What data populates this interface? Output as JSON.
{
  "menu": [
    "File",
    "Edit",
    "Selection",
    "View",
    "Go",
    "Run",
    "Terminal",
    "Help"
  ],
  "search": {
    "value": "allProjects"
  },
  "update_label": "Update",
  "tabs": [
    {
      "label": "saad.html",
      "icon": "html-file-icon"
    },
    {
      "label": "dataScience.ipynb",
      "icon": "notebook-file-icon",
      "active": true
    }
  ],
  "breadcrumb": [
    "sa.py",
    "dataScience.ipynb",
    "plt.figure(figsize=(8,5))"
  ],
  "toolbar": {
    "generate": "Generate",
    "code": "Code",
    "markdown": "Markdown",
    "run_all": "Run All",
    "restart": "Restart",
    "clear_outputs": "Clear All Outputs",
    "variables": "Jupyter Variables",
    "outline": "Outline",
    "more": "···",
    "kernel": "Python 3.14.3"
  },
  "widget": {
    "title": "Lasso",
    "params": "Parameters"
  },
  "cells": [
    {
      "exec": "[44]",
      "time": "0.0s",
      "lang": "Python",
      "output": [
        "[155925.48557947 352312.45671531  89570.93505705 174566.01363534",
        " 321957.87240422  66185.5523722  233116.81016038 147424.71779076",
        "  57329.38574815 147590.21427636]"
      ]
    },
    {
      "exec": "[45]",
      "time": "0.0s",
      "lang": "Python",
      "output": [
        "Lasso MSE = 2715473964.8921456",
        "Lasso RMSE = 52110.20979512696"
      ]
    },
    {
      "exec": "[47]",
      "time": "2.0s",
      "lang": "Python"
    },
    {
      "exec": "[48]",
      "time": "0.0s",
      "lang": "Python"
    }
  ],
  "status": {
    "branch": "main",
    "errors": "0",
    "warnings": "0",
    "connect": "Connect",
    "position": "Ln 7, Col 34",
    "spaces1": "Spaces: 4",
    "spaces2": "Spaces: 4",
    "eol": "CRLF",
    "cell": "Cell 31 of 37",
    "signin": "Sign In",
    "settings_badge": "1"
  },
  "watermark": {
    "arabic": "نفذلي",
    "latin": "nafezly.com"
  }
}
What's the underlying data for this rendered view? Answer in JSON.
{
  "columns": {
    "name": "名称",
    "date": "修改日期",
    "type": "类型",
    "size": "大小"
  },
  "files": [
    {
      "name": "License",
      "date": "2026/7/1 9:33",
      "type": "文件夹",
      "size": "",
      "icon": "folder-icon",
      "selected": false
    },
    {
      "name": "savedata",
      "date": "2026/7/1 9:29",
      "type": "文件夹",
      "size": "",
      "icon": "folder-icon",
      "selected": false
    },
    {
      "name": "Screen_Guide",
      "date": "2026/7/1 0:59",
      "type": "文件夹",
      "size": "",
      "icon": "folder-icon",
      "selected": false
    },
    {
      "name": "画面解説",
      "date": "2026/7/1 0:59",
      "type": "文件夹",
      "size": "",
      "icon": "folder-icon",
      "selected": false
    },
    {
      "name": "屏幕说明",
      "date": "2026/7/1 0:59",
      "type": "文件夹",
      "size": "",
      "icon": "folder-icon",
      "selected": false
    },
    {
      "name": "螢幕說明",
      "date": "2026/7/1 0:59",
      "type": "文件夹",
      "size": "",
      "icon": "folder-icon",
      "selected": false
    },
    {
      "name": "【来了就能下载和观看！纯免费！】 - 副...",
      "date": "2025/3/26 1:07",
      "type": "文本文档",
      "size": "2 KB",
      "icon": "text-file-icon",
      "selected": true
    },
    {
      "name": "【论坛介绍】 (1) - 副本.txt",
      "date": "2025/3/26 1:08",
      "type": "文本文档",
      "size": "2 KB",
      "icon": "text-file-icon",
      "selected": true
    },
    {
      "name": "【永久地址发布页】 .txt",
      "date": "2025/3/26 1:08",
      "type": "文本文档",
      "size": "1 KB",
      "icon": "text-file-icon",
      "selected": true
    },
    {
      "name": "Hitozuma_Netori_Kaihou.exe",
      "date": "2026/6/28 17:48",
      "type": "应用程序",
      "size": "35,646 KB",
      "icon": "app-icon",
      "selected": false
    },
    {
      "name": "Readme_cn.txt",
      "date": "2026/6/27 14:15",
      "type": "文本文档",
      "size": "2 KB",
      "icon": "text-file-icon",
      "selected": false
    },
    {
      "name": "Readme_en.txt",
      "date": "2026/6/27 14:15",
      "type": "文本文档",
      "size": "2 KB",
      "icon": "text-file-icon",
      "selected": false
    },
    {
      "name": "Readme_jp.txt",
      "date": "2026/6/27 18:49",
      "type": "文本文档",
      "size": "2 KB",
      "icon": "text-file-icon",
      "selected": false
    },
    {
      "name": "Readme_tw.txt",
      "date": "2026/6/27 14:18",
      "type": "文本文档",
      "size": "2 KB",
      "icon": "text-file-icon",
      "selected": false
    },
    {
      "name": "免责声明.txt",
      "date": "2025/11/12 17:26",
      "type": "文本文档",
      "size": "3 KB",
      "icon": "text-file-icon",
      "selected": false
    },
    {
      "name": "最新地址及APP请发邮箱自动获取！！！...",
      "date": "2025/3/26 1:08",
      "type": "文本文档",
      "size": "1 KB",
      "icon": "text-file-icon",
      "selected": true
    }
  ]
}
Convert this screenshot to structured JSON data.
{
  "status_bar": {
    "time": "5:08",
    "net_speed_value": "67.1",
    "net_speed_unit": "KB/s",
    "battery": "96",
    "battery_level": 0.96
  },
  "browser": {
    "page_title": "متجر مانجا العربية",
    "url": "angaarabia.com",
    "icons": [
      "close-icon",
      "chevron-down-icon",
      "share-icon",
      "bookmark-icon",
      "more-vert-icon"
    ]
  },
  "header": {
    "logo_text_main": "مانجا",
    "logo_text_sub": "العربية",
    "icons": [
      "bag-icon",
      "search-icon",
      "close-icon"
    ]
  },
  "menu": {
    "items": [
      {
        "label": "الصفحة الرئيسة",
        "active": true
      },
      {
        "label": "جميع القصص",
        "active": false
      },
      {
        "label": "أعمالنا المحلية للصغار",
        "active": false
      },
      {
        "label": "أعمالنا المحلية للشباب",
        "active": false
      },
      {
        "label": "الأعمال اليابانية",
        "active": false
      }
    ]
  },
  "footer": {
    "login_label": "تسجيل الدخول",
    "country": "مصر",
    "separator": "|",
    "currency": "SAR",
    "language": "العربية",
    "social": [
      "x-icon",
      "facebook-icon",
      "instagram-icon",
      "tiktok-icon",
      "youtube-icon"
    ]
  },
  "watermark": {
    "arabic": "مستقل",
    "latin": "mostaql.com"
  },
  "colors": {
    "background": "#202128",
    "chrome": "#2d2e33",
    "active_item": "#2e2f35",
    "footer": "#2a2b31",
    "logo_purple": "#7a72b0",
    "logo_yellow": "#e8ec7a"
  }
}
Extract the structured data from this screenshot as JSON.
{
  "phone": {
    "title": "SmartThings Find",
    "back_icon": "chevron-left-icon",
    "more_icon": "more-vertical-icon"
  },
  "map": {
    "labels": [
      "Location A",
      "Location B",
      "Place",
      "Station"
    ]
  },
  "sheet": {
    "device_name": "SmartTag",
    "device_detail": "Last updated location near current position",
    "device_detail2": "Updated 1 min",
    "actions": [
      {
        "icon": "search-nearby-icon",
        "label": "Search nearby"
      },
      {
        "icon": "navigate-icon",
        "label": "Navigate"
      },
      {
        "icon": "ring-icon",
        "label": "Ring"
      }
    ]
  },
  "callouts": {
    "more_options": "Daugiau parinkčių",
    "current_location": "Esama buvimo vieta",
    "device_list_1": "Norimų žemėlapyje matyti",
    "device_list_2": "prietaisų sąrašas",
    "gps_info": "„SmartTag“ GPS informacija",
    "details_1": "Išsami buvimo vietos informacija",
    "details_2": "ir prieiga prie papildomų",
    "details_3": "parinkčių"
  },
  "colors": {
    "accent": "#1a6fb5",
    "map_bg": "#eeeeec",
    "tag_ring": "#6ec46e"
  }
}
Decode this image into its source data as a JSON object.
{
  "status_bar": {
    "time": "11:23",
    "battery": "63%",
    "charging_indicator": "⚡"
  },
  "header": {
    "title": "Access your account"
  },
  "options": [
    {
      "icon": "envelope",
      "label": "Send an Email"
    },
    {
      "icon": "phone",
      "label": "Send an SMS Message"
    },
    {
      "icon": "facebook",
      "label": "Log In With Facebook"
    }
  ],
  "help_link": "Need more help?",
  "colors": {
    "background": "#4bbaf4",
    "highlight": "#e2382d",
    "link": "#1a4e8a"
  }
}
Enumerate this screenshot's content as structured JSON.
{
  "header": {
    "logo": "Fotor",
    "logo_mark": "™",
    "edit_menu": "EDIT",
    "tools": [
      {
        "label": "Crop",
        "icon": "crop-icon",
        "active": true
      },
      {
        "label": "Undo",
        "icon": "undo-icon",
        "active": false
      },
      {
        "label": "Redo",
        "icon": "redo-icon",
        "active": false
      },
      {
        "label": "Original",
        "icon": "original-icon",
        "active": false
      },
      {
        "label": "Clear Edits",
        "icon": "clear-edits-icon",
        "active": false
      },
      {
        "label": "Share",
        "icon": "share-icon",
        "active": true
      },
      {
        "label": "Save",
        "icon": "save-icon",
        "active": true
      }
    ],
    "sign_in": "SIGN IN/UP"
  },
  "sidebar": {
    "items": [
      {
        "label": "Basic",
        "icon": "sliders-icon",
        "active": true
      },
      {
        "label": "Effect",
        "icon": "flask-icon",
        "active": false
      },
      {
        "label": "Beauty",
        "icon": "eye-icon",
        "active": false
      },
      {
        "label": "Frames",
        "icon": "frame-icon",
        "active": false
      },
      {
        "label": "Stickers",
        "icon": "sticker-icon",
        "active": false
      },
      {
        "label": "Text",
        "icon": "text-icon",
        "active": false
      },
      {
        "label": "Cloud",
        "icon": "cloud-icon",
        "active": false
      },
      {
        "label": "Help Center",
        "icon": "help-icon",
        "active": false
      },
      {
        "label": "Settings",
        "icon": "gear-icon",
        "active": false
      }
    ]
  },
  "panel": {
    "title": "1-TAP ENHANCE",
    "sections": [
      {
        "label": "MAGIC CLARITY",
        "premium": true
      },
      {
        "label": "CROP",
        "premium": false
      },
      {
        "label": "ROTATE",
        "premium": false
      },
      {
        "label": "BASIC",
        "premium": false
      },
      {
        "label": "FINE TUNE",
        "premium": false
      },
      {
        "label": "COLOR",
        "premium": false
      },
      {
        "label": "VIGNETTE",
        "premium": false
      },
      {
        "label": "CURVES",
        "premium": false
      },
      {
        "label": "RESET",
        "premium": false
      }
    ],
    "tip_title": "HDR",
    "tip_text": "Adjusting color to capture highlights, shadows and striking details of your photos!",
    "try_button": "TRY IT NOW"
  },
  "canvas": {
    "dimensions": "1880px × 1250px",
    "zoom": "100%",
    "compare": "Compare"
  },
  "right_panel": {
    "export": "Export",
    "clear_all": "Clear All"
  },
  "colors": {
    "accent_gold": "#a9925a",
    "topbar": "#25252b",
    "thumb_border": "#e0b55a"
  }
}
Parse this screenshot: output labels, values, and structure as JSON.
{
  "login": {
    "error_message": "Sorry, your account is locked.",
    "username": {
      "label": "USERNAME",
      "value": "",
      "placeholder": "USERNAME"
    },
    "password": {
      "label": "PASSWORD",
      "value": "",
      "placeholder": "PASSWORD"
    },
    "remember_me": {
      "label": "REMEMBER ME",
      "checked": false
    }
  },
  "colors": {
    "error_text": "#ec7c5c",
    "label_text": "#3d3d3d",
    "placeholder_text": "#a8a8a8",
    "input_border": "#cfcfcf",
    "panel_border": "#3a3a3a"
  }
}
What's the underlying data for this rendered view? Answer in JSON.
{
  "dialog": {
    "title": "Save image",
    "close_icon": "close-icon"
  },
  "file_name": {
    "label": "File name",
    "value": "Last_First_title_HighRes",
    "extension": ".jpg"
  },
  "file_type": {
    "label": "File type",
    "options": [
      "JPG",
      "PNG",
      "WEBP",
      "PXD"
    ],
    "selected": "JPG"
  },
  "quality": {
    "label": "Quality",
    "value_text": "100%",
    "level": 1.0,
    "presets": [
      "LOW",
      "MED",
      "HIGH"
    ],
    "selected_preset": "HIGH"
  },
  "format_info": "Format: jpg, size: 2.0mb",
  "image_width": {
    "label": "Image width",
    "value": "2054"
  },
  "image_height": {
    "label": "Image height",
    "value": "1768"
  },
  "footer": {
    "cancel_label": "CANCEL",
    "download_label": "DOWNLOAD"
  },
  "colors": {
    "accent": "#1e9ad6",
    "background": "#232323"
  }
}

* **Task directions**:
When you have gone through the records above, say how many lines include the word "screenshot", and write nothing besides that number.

* **Solution to this exercise**:
4